How to Handle Dental Emergencies
• Knocked Out Tooth
• Broken or Cracked Tooth
• Bitten Cheek, Tongue or Lip
• Object Caught Between Teeth
• Toothache or Swollen Face
• Possible Broken Jaw
• While Traveling
Knowing how to handle a dental emergency can mean the difference between saving and losing your child’s tooth. Here are some tips to help you handle a dental emergency quickly and calmly.
Go to the dentist right away. It’s best to see a dentist within 30 minutes. Bring the tooth and any tooth pieces you can find.
Baby tooth (Primary)
It’s normal for children to lose baby teeth, but an accident that damages a primary tooth could also harm the permanent tooth underneath.
• Take your child to the dentist as soon as you can.
• If a tooth is completely out, do not try to put it back into the tooth socket.
Adult tooth (Permanent)
Unlike a baby tooth that is knocked out, an adult tooth should be put back into the socket.
• Hold the tooth by the top and not the by root.
• If it looks dirty, rinse the root briefly with water. Do not scrub the tooth or remove any attached bits of tissue.
• First, try to gently insert and hold the tooth in its socket with a clean washcloth or gauze pad. If this isn’t possible, try these other options in this order:
• See if your child can hold the tooth under their tongue or between the cheek and gums.
• Put the tooth in a container with milk, saliva, saline (salt) solution, or an emergency tooth preservation kit.
• If none of those liquids are available, put the tooth in water.
Go to the dentist right away, and bring the broken tooth piece with you (if possible).
• Rinse the mouth with warm water to keep the area clean.
• If you can find the broken tooth piece, wrap it in some wet gauze or a wet towel.
• Put a cold compress (like an ice pack or a washcloth with ice wrapped inside) on the face to reduce swelling.
• Clean the area gently with a cloth and place a cold compress on the area (if possible) to keep swelling down.
• If there is a lot of bleeding or if it doesn’t stop after 1-2 hours, take your child to a dentist or an urgent care center.
• Do not try to remove the object with a sharp or pointed instrument.
• Gently try to remove the object with dental floss.
• If floss doesn’t work, go to the dentist.
Swelling of the face can be a sign of serious infection. If your child’s face is swollen, take your child to your dentist or physician.
• Rinse the mouth with warm water to clean it out.
• Give your child what you would normally give them for pain, but do not put aspirin directly on the aching tooth or gums.
• Apply a cold compress to control swelling.
• Take your child to the dentist or an emergency center right away.

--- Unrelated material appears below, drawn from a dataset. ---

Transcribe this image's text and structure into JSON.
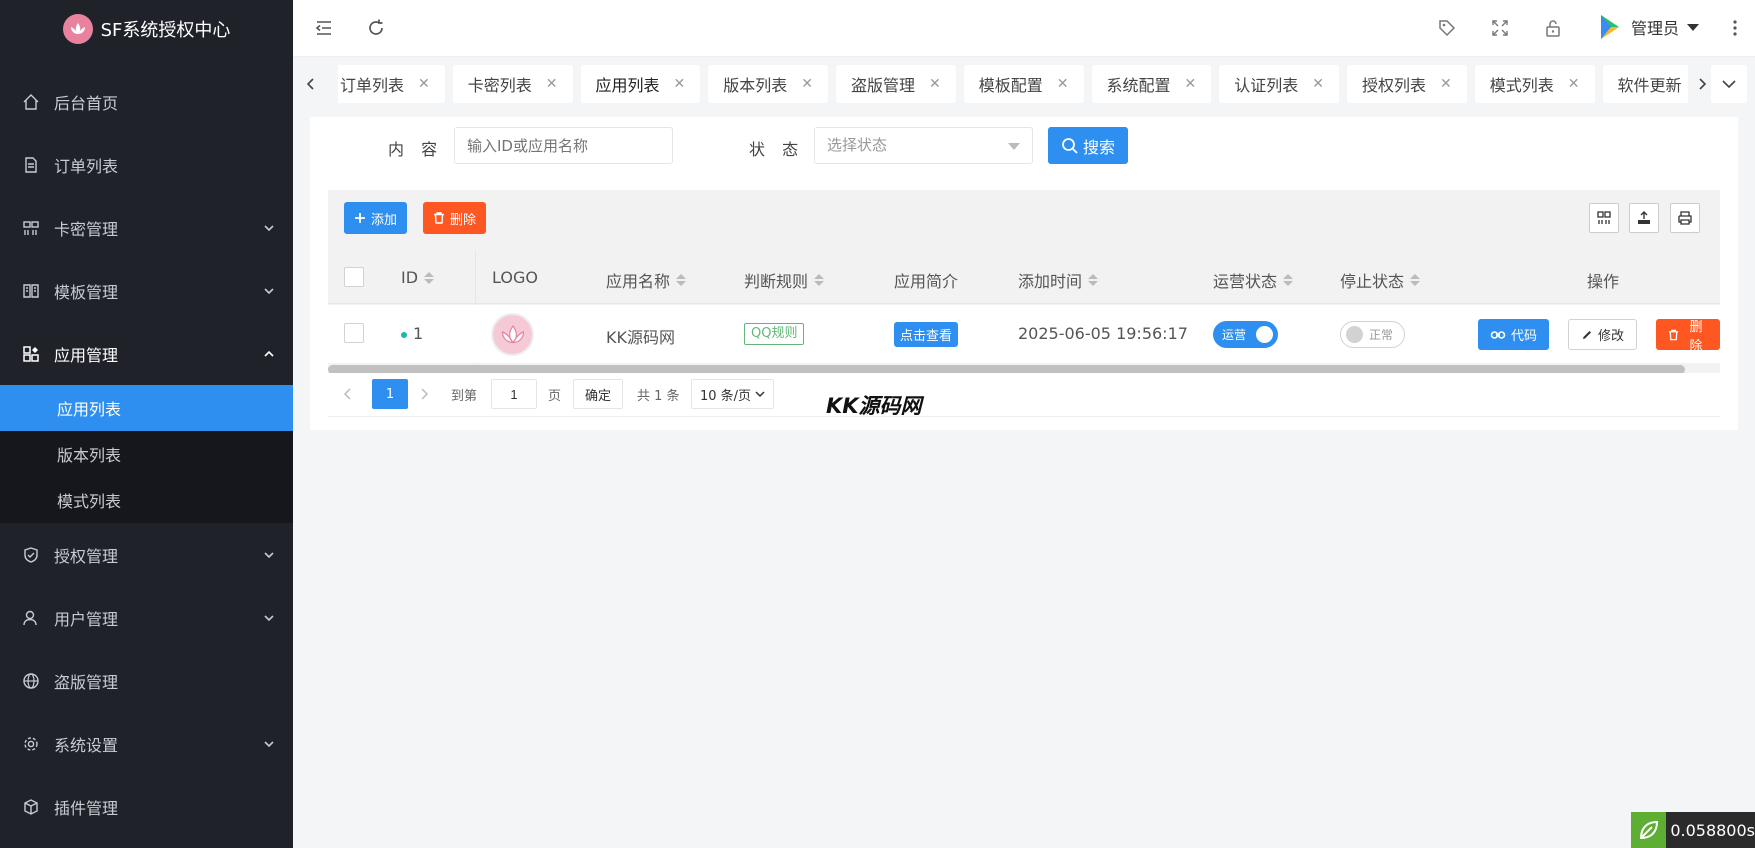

• Find a dentist at your destination by visit findadentist.ada.org.
• If you are out of the country, contact the U.S. Embassy. Many embassies and consulates keep lists of local medical and dental staff, which may also be available online at www.usembassy.gov.